Page and application data records
- Opening Delimiter -

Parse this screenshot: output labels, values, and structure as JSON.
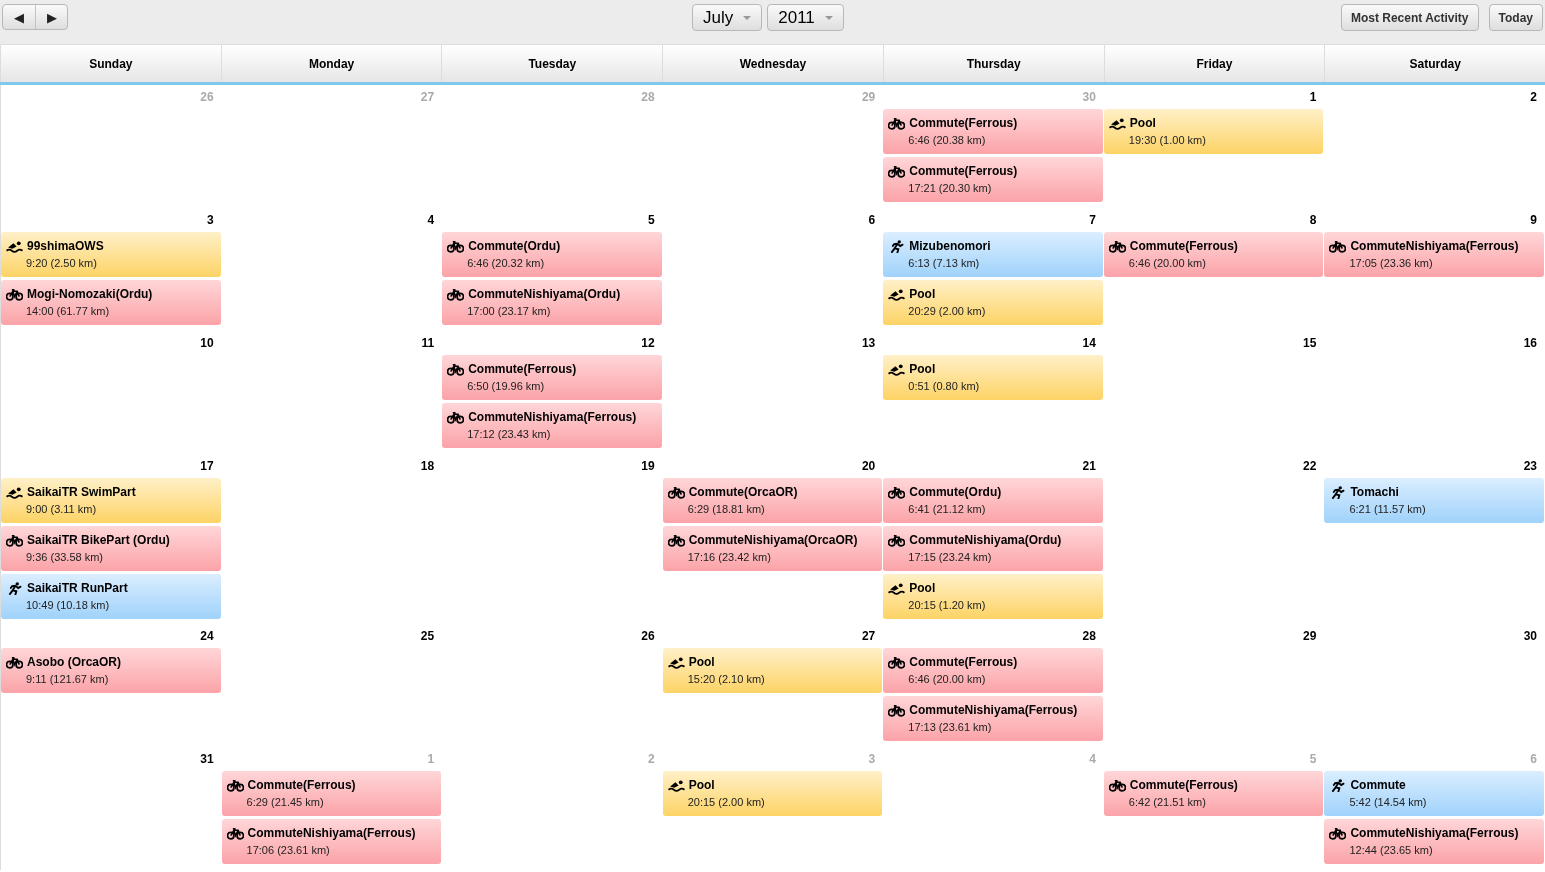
{
  "toolbar": {
    "prev": "◀",
    "next": "▶",
    "month": "July",
    "year": "2011",
    "buttons": [
      "Most Recent Activity",
      "Today"
    ]
  },
  "weekdays": [
    "Sunday",
    "Monday",
    "Tuesday",
    "Wednesday",
    "Thursday",
    "Friday",
    "Saturday"
  ],
  "weeks": [
    [
      {
        "day": "26",
        "other_month": true
      },
      {
        "day": "27",
        "other_month": true
      },
      {
        "day": "28",
        "other_month": true
      },
      {
        "day": "29",
        "other_month": true
      },
      {
        "day": "30",
        "other_month": true,
        "events": [
          {
            "kind": "bike",
            "title": "Commute(Ferrous)",
            "detail": "6:46 (20.38 km)"
          },
          {
            "kind": "bike",
            "title": "Commute(Ferrous)",
            "detail": "17:21 (20.30 km)"
          }
        ]
      },
      {
        "day": "1",
        "other_month": false,
        "events": [
          {
            "kind": "swim",
            "title": "Pool",
            "detail": "19:30 (1.00 km)"
          }
        ]
      },
      {
        "day": "2",
        "other_month": false
      }
    ],
    [
      {
        "day": "3",
        "other_month": false,
        "events": [
          {
            "kind": "swim",
            "title": "99shimaOWS",
            "detail": "9:20 (2.50 km)"
          },
          {
            "kind": "bike",
            "title": "Mogi-Nomozaki(Ordu)",
            "detail": "14:00 (61.77 km)"
          }
        ]
      },
      {
        "day": "4",
        "other_month": false
      },
      {
        "day": "5",
        "other_month": false,
        "events": [
          {
            "kind": "bike",
            "title": "Commute(Ordu)",
            "detail": "6:46 (20.32 km)"
          },
          {
            "kind": "bike",
            "title": "CommuteNishiyama(Ordu)",
            "detail": "17:00 (23.17 km)"
          }
        ]
      },
      {
        "day": "6",
        "other_month": false
      },
      {
        "day": "7",
        "other_month": false,
        "events": [
          {
            "kind": "run",
            "title": "Mizubenomori",
            "detail": "6:13 (7.13 km)"
          },
          {
            "kind": "swim",
            "title": "Pool",
            "detail": "20:29 (2.00 km)"
          }
        ]
      },
      {
        "day": "8",
        "other_month": false,
        "events": [
          {
            "kind": "bike",
            "title": "Commute(Ferrous)",
            "detail": "6:46 (20.00 km)"
          }
        ]
      },
      {
        "day": "9",
        "other_month": false,
        "events": [
          {
            "kind": "bike",
            "title": "CommuteNishiyama(Ferrous)",
            "detail": "17:05 (23.36 km)"
          }
        ]
      }
    ],
    [
      {
        "day": "10",
        "other_month": false
      },
      {
        "day": "11",
        "other_month": false
      },
      {
        "day": "12",
        "other_month": false,
        "events": [
          {
            "kind": "bike",
            "title": "Commute(Ferrous)",
            "detail": "6:50 (19.96 km)"
          },
          {
            "kind": "bike",
            "title": "CommuteNishiyama(Ferrous)",
            "detail": "17:12 (23.43 km)"
          }
        ]
      },
      {
        "day": "13",
        "other_month": false
      },
      {
        "day": "14",
        "other_month": false,
        "events": [
          {
            "kind": "swim",
            "title": "Pool",
            "detail": "0:51 (0.80 km)"
          }
        ]
      },
      {
        "day": "15",
        "other_month": false
      },
      {
        "day": "16",
        "other_month": false
      }
    ],
    [
      {
        "day": "17",
        "other_month": false,
        "events": [
          {
            "kind": "swim",
            "title": "SaikaiTR SwimPart",
            "detail": "9:00 (3.11 km)"
          },
          {
            "kind": "bike",
            "title": "SaikaiTR BikePart (Ordu)",
            "detail": "9:36 (33.58 km)"
          },
          {
            "kind": "run",
            "title": "SaikaiTR RunPart",
            "detail": "10:49 (10.18 km)"
          }
        ]
      },
      {
        "day": "18",
        "other_month": false
      },
      {
        "day": "19",
        "other_month": false
      },
      {
        "day": "20",
        "other_month": false,
        "events": [
          {
            "kind": "bike",
            "title": "Commute(OrcaOR)",
            "detail": "6:29 (18.81 km)"
          },
          {
            "kind": "bike",
            "title": "CommuteNishiyama(OrcaOR)",
            "detail": "17:16 (23.42 km)"
          }
        ]
      },
      {
        "day": "21",
        "other_month": false,
        "events": [
          {
            "kind": "bike",
            "title": "Commute(Ordu)",
            "detail": "6:41 (21.12 km)"
          },
          {
            "kind": "bike",
            "title": "CommuteNishiyama(Ordu)",
            "detail": "17:15 (23.24 km)"
          },
          {
            "kind": "swim",
            "title": "Pool",
            "detail": "20:15 (1.20 km)"
          }
        ]
      },
      {
        "day": "22",
        "other_month": false
      },
      {
        "day": "23",
        "other_month": false,
        "events": [
          {
            "kind": "run",
            "title": "Tomachi",
            "detail": "6:21 (11.57 km)"
          }
        ]
      }
    ],
    [
      {
        "day": "24",
        "other_month": false,
        "events": [
          {
            "kind": "bike",
            "title": "Asobo (OrcaOR)",
            "detail": "9:11 (121.67 km)"
          }
        ]
      },
      {
        "day": "25",
        "other_month": false
      },
      {
        "day": "26",
        "other_month": false
      },
      {
        "day": "27",
        "other_month": false,
        "events": [
          {
            "kind": "swim",
            "title": "Pool",
            "detail": "15:20 (2.10 km)"
          }
        ]
      },
      {
        "day": "28",
        "other_month": false,
        "events": [
          {
            "kind": "bike",
            "title": "Commute(Ferrous)",
            "detail": "6:46 (20.00 km)"
          },
          {
            "kind": "bike",
            "title": "CommuteNishiyama(Ferrous)",
            "detail": "17:13 (23.61 km)"
          }
        ]
      },
      {
        "day": "29",
        "other_month": false
      },
      {
        "day": "30",
        "other_month": false
      }
    ],
    [
      {
        "day": "31",
        "other_month": false
      },
      {
        "day": "1",
        "other_month": true,
        "events": [
          {
            "kind": "bike",
            "title": "Commute(Ferrous)",
            "detail": "6:29 (21.45 km)"
          },
          {
            "kind": "bike",
            "title": "CommuteNishiyama(Ferrous)",
            "detail": "17:06 (23.61 km)"
          }
        ]
      },
      {
        "day": "2",
        "other_month": true
      },
      {
        "day": "3",
        "other_month": true,
        "events": [
          {
            "kind": "swim",
            "title": "Pool",
            "detail": "20:15 (2.00 km)"
          }
        ]
      },
      {
        "day": "4",
        "other_month": true
      },
      {
        "day": "5",
        "other_month": true,
        "events": [
          {
            "kind": "bike",
            "title": "Commute(Ferrous)",
            "detail": "6:42 (21.51 km)"
          }
        ]
      },
      {
        "day": "6",
        "other_month": true,
        "events": [
          {
            "kind": "run",
            "title": "Commute",
            "detail": "5:42 (14.54 km)"
          },
          {
            "kind": "bike",
            "title": "CommuteNishiyama(Ferrous)",
            "detail": "12:44 (23.65 km)"
          }
        ]
      }
    ]
  ]
}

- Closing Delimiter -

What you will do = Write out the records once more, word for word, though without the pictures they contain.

Solution to the exercise =
Parse this screenshot: output labels, values, and structure as JSON.
{
  "toolbar": {
    "prev": "◀",
    "next": "▶",
    "month": "July",
    "year": "2011",
    "buttons": [
      "Most Recent Activity",
      "Today"
    ]
  },
  "weekdays": [
    "Sunday",
    "Monday",
    "Tuesday",
    "Wednesday",
    "Thursday",
    "Friday",
    "Saturday"
  ],
  "weeks": [
    [
      {
        "day": "26",
        "other_month": true
      },
      {
        "day": "27",
        "other_month": true
      },
      {
        "day": "28",
        "other_month": true
      },
      {
        "day": "29",
        "other_month": true
      },
      {
        "day": "30",
        "other_month": true,
        "events": [
          {
            "kind": "bike",
            "title": "Commute(Ferrous)",
            "detail": "6:46 (20.38 km)"
          },
          {
            "kind": "bike",
            "title": "Commute(Ferrous)",
            "detail": "17:21 (20.30 km)"
          }
        ]
      },
      {
        "day": "1",
        "other_month": false,
        "events": [
          {
            "kind": "swim",
            "title": "Pool",
            "detail": "19:30 (1.00 km)"
          }
        ]
      },
      {
        "day": "2",
        "other_month": false
      }
    ],
    [
      {
        "day": "3",
        "other_month": false,
        "events": [
          {
            "kind": "swim",
            "title": "99shimaOWS",
            "detail": "9:20 (2.50 km)"
          },
          {
            "kind": "bike",
            "title": "Mogi-Nomozaki(Ordu)",
            "detail": "14:00 (61.77 km)"
          }
        ]
      },
      {
        "day": "4",
        "other_month": false
      },
      {
        "day": "5",
        "other_month": false,
        "events": [
          {
            "kind": "bike",
            "title": "Commute(Ordu)",
            "detail": "6:46 (20.32 km)"
          },
          {
            "kind": "bike",
            "title": "CommuteNishiyama(Ordu)",
            "detail": "17:00 (23.17 km)"
          }
        ]
      },
      {
        "day": "6",
        "other_month": false
      },
      {
        "day": "7",
        "other_month": false,
        "events": [
          {
            "kind": "run",
            "title": "Mizubenomori",
            "detail": "6:13 (7.13 km)"
          },
          {
            "kind": "swim",
            "title": "Pool",
            "detail": "20:29 (2.00 km)"
          }
        ]
      },
      {
        "day": "8",
        "other_month": false,
        "events": [
          {
            "kind": "bike",
            "title": "Commute(Ferrous)",
            "detail": "6:46 (20.00 km)"
          }
        ]
      },
      {
        "day": "9",
        "other_month": false,
        "events": [
          {
            "kind": "bike",
            "title": "CommuteNishiyama(Ferrous)",
            "detail": "17:05 (23.36 km)"
          }
        ]
      }
    ],
    [
      {
        "day": "10",
        "other_month": false
      },
      {
        "day": "11",
        "other_month": false
      },
      {
        "day": "12",
        "other_month": false,
        "events": [
          {
            "kind": "bike",
            "title": "Commute(Ferrous)",
            "detail": "6:50 (19.96 km)"
          },
          {
            "kind": "bike",
            "title": "CommuteNishiyama(Ferrous)",
            "detail": "17:12 (23.43 km)"
          }
        ]
      },
      {
        "day": "13",
        "other_month": false
      },
      {
        "day": "14",
        "other_month": false,
        "events": [
          {
            "kind": "swim",
            "title": "Pool",
            "detail": "0:51 (0.80 km)"
          }
        ]
      },
      {
        "day": "15",
        "other_month": false
      },
      {
        "day": "16",
        "other_month": false
      }
    ],
    [
      {
        "day": "17",
        "other_month": false,
        "events": [
          {
            "kind": "swim",
            "title": "SaikaiTR SwimPart",
            "detail": "9:00 (3.11 km)"
          },
          {
            "kind": "bike",
            "title": "SaikaiTR BikePart (Ordu)",
            "detail": "9:36 (33.58 km)"
          },
          {
            "kind": "run",
            "title": "SaikaiTR RunPart",
            "detail": "10:49 (10.18 km)"
          }
        ]
      },
      {
        "day": "18",
        "other_month": false
      },
      {
        "day": "19",
        "other_month": false
      },
      {
        "day": "20",
        "other_month": false,
        "events": [
          {
            "kind": "bike",
            "title": "Commute(OrcaOR)",
            "detail": "6:29 (18.81 km)"
          },
          {
            "kind": "bike",
            "title": "CommuteNishiyama(OrcaOR)",
            "detail": "17:16 (23.42 km)"
          }
        ]
      },
      {
        "day": "21",
        "other_month": false,
        "events": [
          {
            "kind": "bike",
            "title": "Commute(Ordu)",
            "detail": "6:41 (21.12 km)"
          },
          {
            "kind": "bike",
            "title": "CommuteNishiyama(Ordu)",
            "detail": "17:15 (23.24 km)"
          },
          {
            "kind": "swim",
            "title": "Pool",
            "detail": "20:15 (1.20 km)"
          }
        ]
      },
      {
        "day": "22",
        "other_month": false
      },
      {
        "day": "23",
        "other_month": false,
        "events": [
          {
            "kind": "run",
            "title": "Tomachi",
            "detail": "6:21 (11.57 km)"
          }
        ]
      }
    ],
    [
      {
        "day": "24",
        "other_month": false,
        "events": [
          {
            "kind": "bike",
            "title": "Asobo (OrcaOR)",
            "detail": "9:11 (121.67 km)"
          }
        ]
      },
      {
        "day": "25",
        "other_month": false
      },
      {
        "day": "26",
        "other_month": false
      },
      {
        "day": "27",
        "other_month": false,
        "events": [
          {
            "kind": "swim",
            "title": "Pool",
            "detail": "15:20 (2.10 km)"
          }
        ]
      },
      {
        "day": "28",
        "other_month": false,
        "events": [
          {
            "kind": "bike",
            "title": "Commute(Ferrous)",
            "detail": "6:46 (20.00 km)"
          },
          {
            "kind": "bike",
            "title": "CommuteNishiyama(Ferrous)",
            "detail": "17:13 (23.61 km)"
          }
        ]
      },
      {
        "day": "29",
        "other_month": false
      },
      {
        "day": "30",
        "other_month": false
      }
    ],
    [
      {
        "day": "31",
        "other_month": false
      },
      {
        "day": "1",
        "other_month": true,
        "events": [
          {
            "kind": "bike",
            "title": "Commute(Ferrous)",
            "detail": "6:29 (21.45 km)"
          },
          {
            "kind": "bike",
            "title": "CommuteNishiyama(Ferrous)",
            "detail": "17:06 (23.61 km)"
          }
        ]
      },
      {
        "day": "2",
        "other_month": true
      },
      {
        "day": "3",
        "other_month": true,
        "events": [
          {
            "kind": "swim",
            "title": "Pool",
            "detail": "20:15 (2.00 km)"
          }
        ]
      },
      {
        "day": "4",
        "other_month": true
      },
      {
        "day": "5",
        "other_month": true,
        "events": [
          {
            "kind": "bike",
            "title": "Commute(Ferrous)",
            "detail": "6:42 (21.51 km)"
          }
        ]
      },
      {
        "day": "6",
        "other_month": true,
        "events": [
          {
            "kind": "run",
            "title": "Commute",
            "detail": "5:42 (14.54 km)"
          },
          {
            "kind": "bike",
            "title": "CommuteNishiyama(Ferrous)",
            "detail": "12:44 (23.65 km)"
          }
        ]
      }
    ]
  ]
}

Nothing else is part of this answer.